I first heard of Gunn when I read her novel Rain. An amazing story about childhood and adulthood and the times when the two painfully merge. It was a fantastic book and with the help of film maker Christine Jeffs it was made into an equally fantastic film.
Gunn has an amazing ability to go into the small spaces in life that are slightly uncomfortable. The doubts. The small pangs of regret. The moments that love wains. As a writer she creeps into these tiny gaps and stretches them just large enough to communicate them to the reader. Poetically. Tenderly. Simple concepts, small moments in life, explored. Played with. Put on paper like watercolours: simple, slightly hazy; like a distant memory, yet marvellously cathartic.
Infidelities is a collection of interlinked stories, imbued with the concept of the title: Infidelity. Mothers, husbands, wives, daughters, sons, sisters, lovers. These stories speak for their quiet minds, their inner most feelings that exist only in their heads. These are secrets shared, with us.
Favourites? Well I'd be lying if I said I didn't have any. While all the stories that make up this collection are valid and moving, naturally there are some that spoke to me intimately. A Story She Might Tell Herself touches on motherhood and it's love-rich yet somewhat smothering qualities. The urge that can sometimes be felt amidst the piles of washing, the bedtime stories and the tenacity, to run free. Not away. Not forever. Just free, for a moment. The Wolf In the Road sparks similar emotions but for marriage and monogamy and the monotony that can emerge from it. Tangi encapsulates the idle moments of childhood, made poignant in retrospect. And, The Caravan, a ghost story with Time itself as the lead role. Chilling. Amazing.

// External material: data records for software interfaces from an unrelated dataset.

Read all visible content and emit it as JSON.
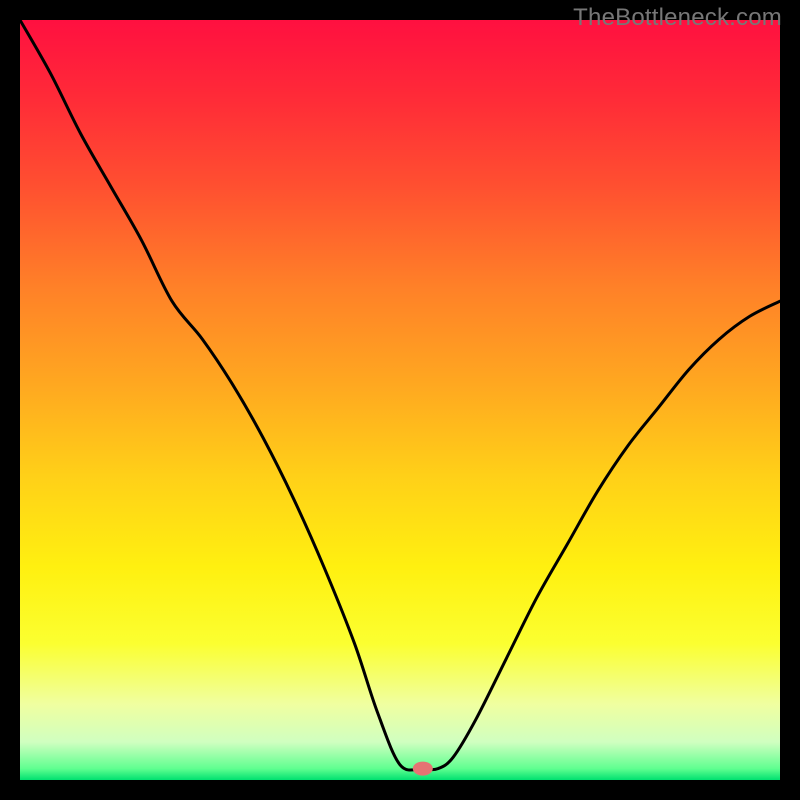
{
  "watermark": "TheBottleneck.com",
  "gradient": {
    "stops": [
      {
        "offset": 0.0,
        "color": "#ff1040"
      },
      {
        "offset": 0.1,
        "color": "#ff2a38"
      },
      {
        "offset": 0.22,
        "color": "#ff5030"
      },
      {
        "offset": 0.35,
        "color": "#ff8028"
      },
      {
        "offset": 0.48,
        "color": "#ffa820"
      },
      {
        "offset": 0.6,
        "color": "#ffd018"
      },
      {
        "offset": 0.72,
        "color": "#fff010"
      },
      {
        "offset": 0.82,
        "color": "#fbff30"
      },
      {
        "offset": 0.9,
        "color": "#f0ffa0"
      },
      {
        "offset": 0.95,
        "color": "#d0ffc0"
      },
      {
        "offset": 0.985,
        "color": "#60ff90"
      },
      {
        "offset": 1.0,
        "color": "#00e070"
      }
    ]
  },
  "marker": {
    "x_norm": 0.53,
    "y_norm": 0.985,
    "color": "#e57373",
    "rx": 10,
    "ry": 7
  },
  "chart_data": {
    "type": "line",
    "title": "",
    "xlabel": "",
    "ylabel": "",
    "xlim": [
      0,
      1
    ],
    "ylim": [
      0,
      1
    ],
    "series": [
      {
        "name": "curve",
        "x": [
          0.0,
          0.04,
          0.08,
          0.12,
          0.16,
          0.2,
          0.24,
          0.28,
          0.32,
          0.36,
          0.4,
          0.44,
          0.47,
          0.5,
          0.53,
          0.55,
          0.57,
          0.6,
          0.64,
          0.68,
          0.72,
          0.76,
          0.8,
          0.84,
          0.88,
          0.92,
          0.96,
          1.0
        ],
        "y": [
          1.0,
          0.93,
          0.85,
          0.78,
          0.71,
          0.63,
          0.58,
          0.52,
          0.45,
          0.37,
          0.28,
          0.18,
          0.09,
          0.02,
          0.015,
          0.015,
          0.03,
          0.08,
          0.16,
          0.24,
          0.31,
          0.38,
          0.44,
          0.49,
          0.54,
          0.58,
          0.61,
          0.63
        ]
      }
    ],
    "marker_point": {
      "x": 0.53,
      "y": 0.015
    }
  }
}
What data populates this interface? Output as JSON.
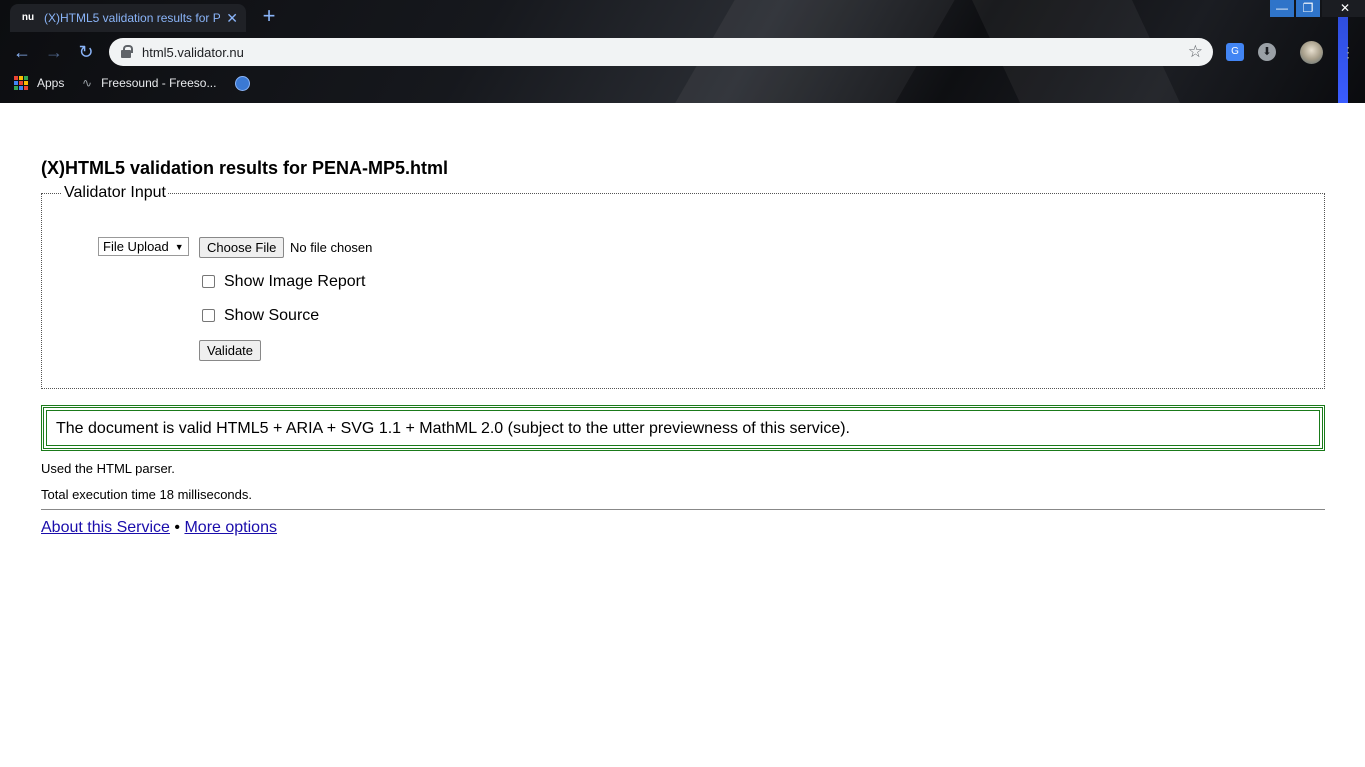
{
  "browser": {
    "tab_title": "(X)HTML5 validation results for P",
    "tab_favicon": "nu",
    "tab_close": "✕",
    "new_tab": "+",
    "url": "html5.validator.nu",
    "window_controls": {
      "minimize": "—",
      "maximize": "❐",
      "close": "✕"
    },
    "bookmarks": [
      {
        "label": "Apps",
        "icon": "apps-grid-icon"
      },
      {
        "label": "Freesound - Freeso...",
        "icon": "waveform-icon"
      },
      {
        "label": "",
        "icon": "globe-icon"
      }
    ],
    "accent": "#8ab4f8"
  },
  "page": {
    "heading": "(X)HTML5 validation results for PENA-MP5.html",
    "legend": "Validator Input",
    "input_mode": "File Upload",
    "choose_file_label": "Choose File",
    "no_file_text": "No file chosen",
    "show_image_report_label": "Show Image Report",
    "show_image_report_checked": false,
    "show_source_label": "Show Source",
    "show_source_checked": false,
    "validate_label": "Validate",
    "success_message": "The document is valid HTML5 + ARIA + SVG 1.1 + MathML 2.0 (subject to the utter previewness of this service).",
    "parser_info": "Used the HTML parser.",
    "execution_info": "Total execution time 18 milliseconds.",
    "footer_link_about": "About this Service",
    "footer_separator": "•",
    "footer_link_options": "More options",
    "success_color": "#1a7a1a"
  }
}
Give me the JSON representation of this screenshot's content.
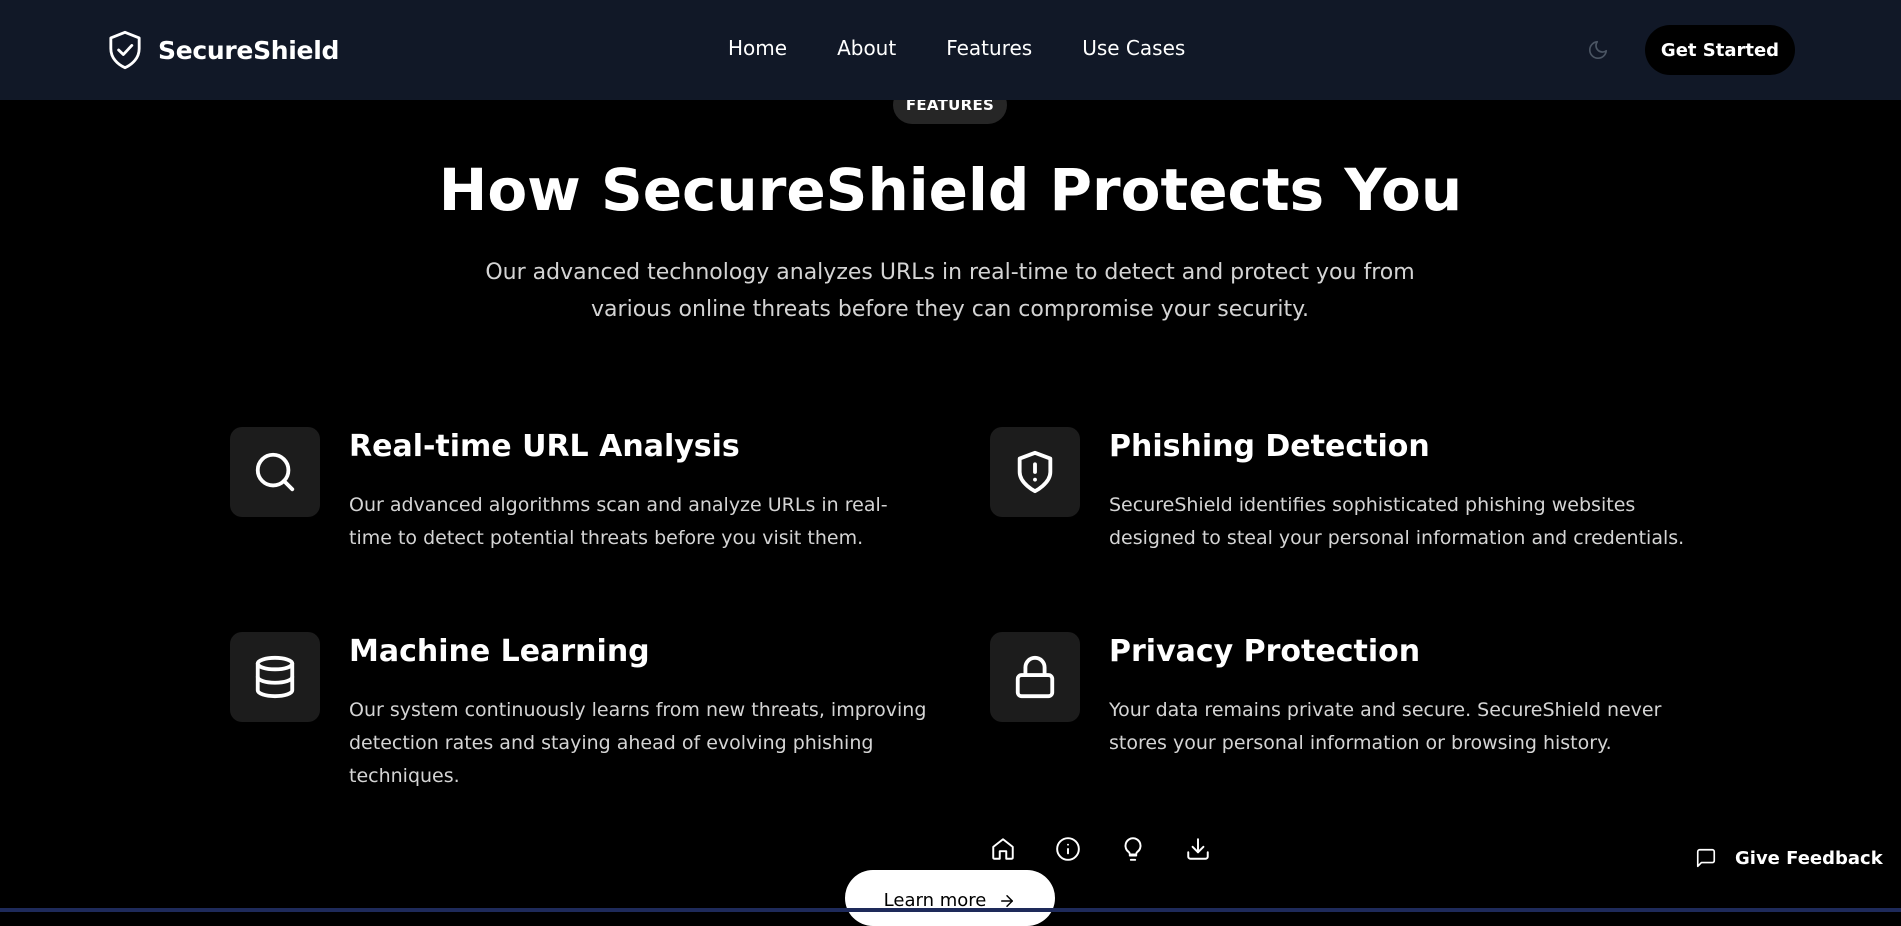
{
  "header": {
    "brand": "SecureShield",
    "brand_icon": "shield-check-icon",
    "nav": [
      "Home",
      "About",
      "Features",
      "Use Cases"
    ],
    "theme_toggle_icon": "moon-icon",
    "cta_label": "Get Started",
    "background": "#111827"
  },
  "section": {
    "badge": "FEATURES",
    "title": "How SecureShield Protects You",
    "subtitle": "Our advanced technology analyzes URLs in real-time to detect and protect you from various online threats before they can compromise your security."
  },
  "features": [
    {
      "icon": "search-icon",
      "title": "Real-time URL Analysis",
      "description": "Our advanced algorithms scan and analyze URLs in real-time to detect potential threats before you visit them."
    },
    {
      "icon": "shield-alert-icon",
      "title": "Phishing Detection",
      "description": "SecureShield identifies sophisticated phishing websites designed to steal your personal information and credentials."
    },
    {
      "icon": "database-icon",
      "title": "Machine Learning",
      "description": "Our system continuously learns from new threats, improving detection rates and staying ahead of evolving phishing techniques."
    },
    {
      "icon": "lock-icon",
      "title": "Privacy Protection",
      "description": "Your data remains private and secure. SecureShield never stores your personal information or browsing history."
    }
  ],
  "bottom_nav_icons": [
    "home-icon",
    "info-icon",
    "lightbulb-icon",
    "download-icon"
  ],
  "learn_more": {
    "label": "Learn more",
    "icon": "arrow-right-icon"
  },
  "feedback": {
    "label": "Give Feedback",
    "icon": "message-square-icon"
  }
}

Kirsty Gunn is a poetic master of anthropology. And Infidelities is proof of this.
Published by Faber